Hermes EOS has actively engaged with some of the world’s largest emitters of greenhouse gasses, asking for development of more sustainable long-term business models, reductions in greenhouse gas emissions and improved governance and disclosure.
With the UN Climate Change Conference of the Parties over the next two weeks, we revisit our case study on the progress we have made over 2018-2019 in pursuit of climate-related engagement objectives, first published by the Principles for Responsible Investment in September this year.
Case studies are shown to demonstrate engagement, EOS does not make any investment recommendations and the information is not an offer to buy or sell securities.
Duke Energy case study
In 2010, Duke Energy adopted its first carbon dioxide emissions reduction target – it planned to reduce emissions 17% below the 2005 levels by 2020. The Clean Power Plan (CPP) was finalised in 2015 by the US Environmental Protection Agency, targeting power generation emissions reductions of 32% by 2030 relative to 2005. The Supreme Court stayed the CPP’s requirements in early 2016 and it was never implemented.
Reflecting our engagement requests, Centrica has set ambitious targets for the reduction of the emissions of its customers, which comprise over 90% of the emissions associated with its business, together with a commitment to set a pathway to net-zero emissions by 2050, in line with the goals of the Paris Agreement.
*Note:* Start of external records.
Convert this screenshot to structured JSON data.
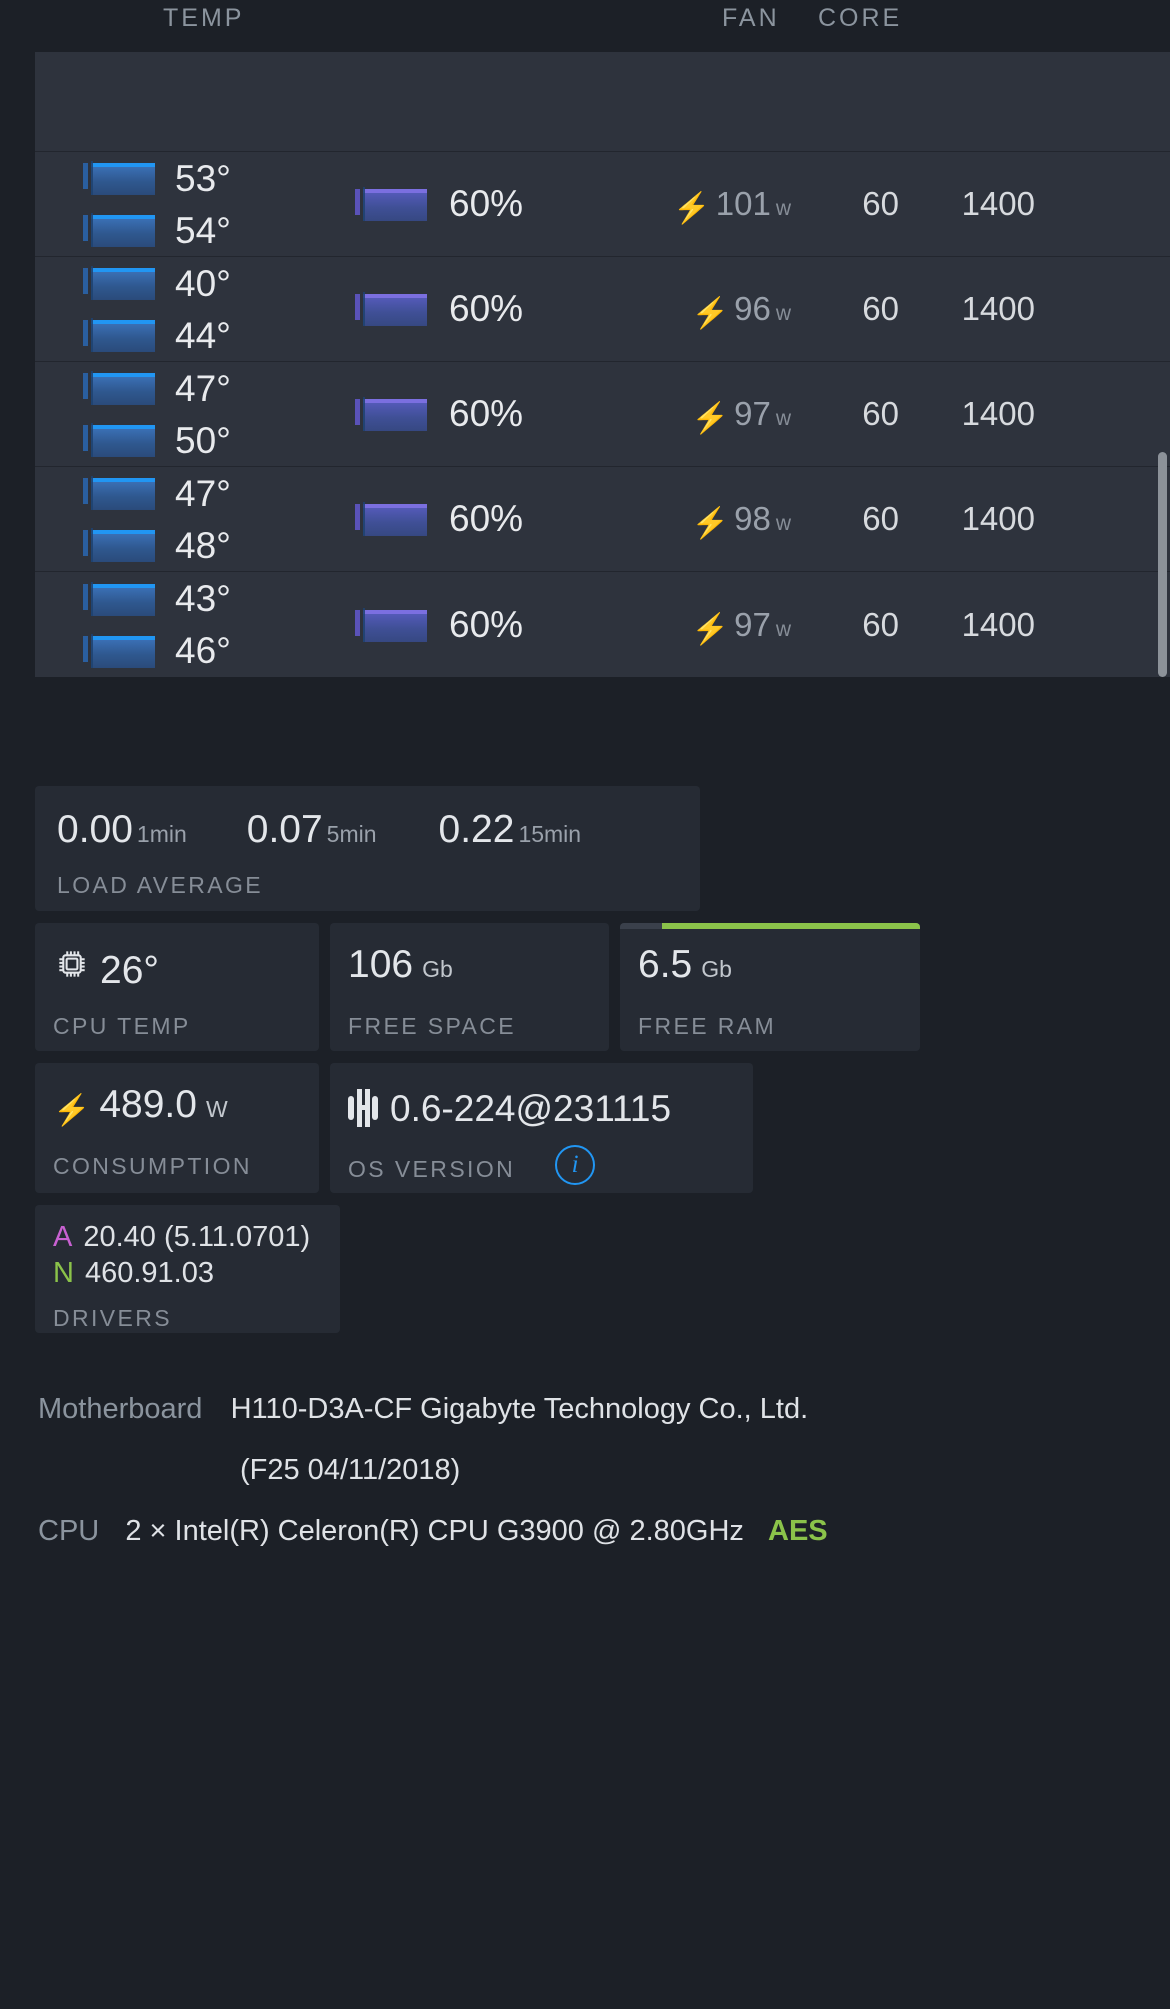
{
  "header": {
    "columns": [
      {
        "key": "temp",
        "label": "TEMP"
      },
      {
        "key": "fan",
        "label": "FAN"
      },
      {
        "key": "core",
        "label": "CORE"
      }
    ],
    "temp_label": "TEMP",
    "fan_label": "FAN",
    "core_label": "CORE"
  },
  "gpu_table": {
    "rows": [
      {
        "temp1": "53°",
        "temp2": "54°",
        "fan_pct": "60%",
        "power": "101",
        "power_unit": "w",
        "fan": "60",
        "core": "1400"
      },
      {
        "temp1": "40°",
        "temp2": "44°",
        "fan_pct": "60%",
        "power": "96",
        "power_unit": "w",
        "fan": "60",
        "core": "1400"
      },
      {
        "temp1": "47°",
        "temp2": "50°",
        "fan_pct": "60%",
        "power": "97",
        "power_unit": "w",
        "fan": "60",
        "core": "1400"
      },
      {
        "temp1": "47°",
        "temp2": "48°",
        "fan_pct": "60%",
        "power": "98",
        "power_unit": "w",
        "fan": "60",
        "core": "1400"
      },
      {
        "temp1": "43°",
        "temp2": "46°",
        "fan_pct": "60%",
        "power": "97",
        "power_unit": "w",
        "fan": "60",
        "core": "1400"
      }
    ]
  },
  "load_average": {
    "label": "LOAD AVERAGE",
    "items": [
      {
        "value": "0.00",
        "unit": "1min"
      },
      {
        "value": "0.07",
        "unit": "5min"
      },
      {
        "value": "0.22",
        "unit": "15min"
      }
    ]
  },
  "stats": {
    "cpu_temp": {
      "value": "26°",
      "unit": "",
      "label": "CPU TEMP"
    },
    "free_space": {
      "value": "106",
      "unit": "Gb",
      "label": "FREE SPACE"
    },
    "free_ram": {
      "value": "6.5",
      "unit": "Gb",
      "label": "FREE RAM",
      "bar_start_pct": 14,
      "bar_color": "#8bc34a"
    },
    "consumption": {
      "value": "489.0",
      "unit": "W",
      "label": "CONSUMPTION"
    },
    "os_version": {
      "value": "0.6-224@231115",
      "label": "OS VERSION",
      "info": "i"
    }
  },
  "drivers": {
    "label": "DRIVERS",
    "amd": {
      "tag": "A",
      "value": "20.40 (5.11.0701)",
      "color": "#c861d1"
    },
    "nvidia": {
      "tag": "N",
      "value": "460.91.03",
      "color": "#8bc34a"
    }
  },
  "hardware": {
    "motherboard_key": "Motherboard",
    "motherboard_value": "H110-D3A-CF Gigabyte Technology Co., Ltd.",
    "motherboard_bios": "(F25 04/11/2018)",
    "cpu_key": "CPU",
    "cpu_value": "2 × Intel(R) Celeron(R) CPU G3900 @ 2.80GHz",
    "cpu_flag": "AES"
  },
  "colors": {
    "background": "#1c2027",
    "panel": "#262b34",
    "row": "#2e333d",
    "accent_blue": "#2196f3",
    "accent_green": "#8bc34a",
    "accent_purple": "#7b6fe0",
    "accent_magenta": "#c861d1"
  }
}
Since the introduction of Japan’s Stewardship Code in 2014 and the Corporate Governance Code in 2015, dialogue between investors and Japanese companies has become more common and the governance of many companies has improved. However, many challenges remain and progress in some areas has been slow.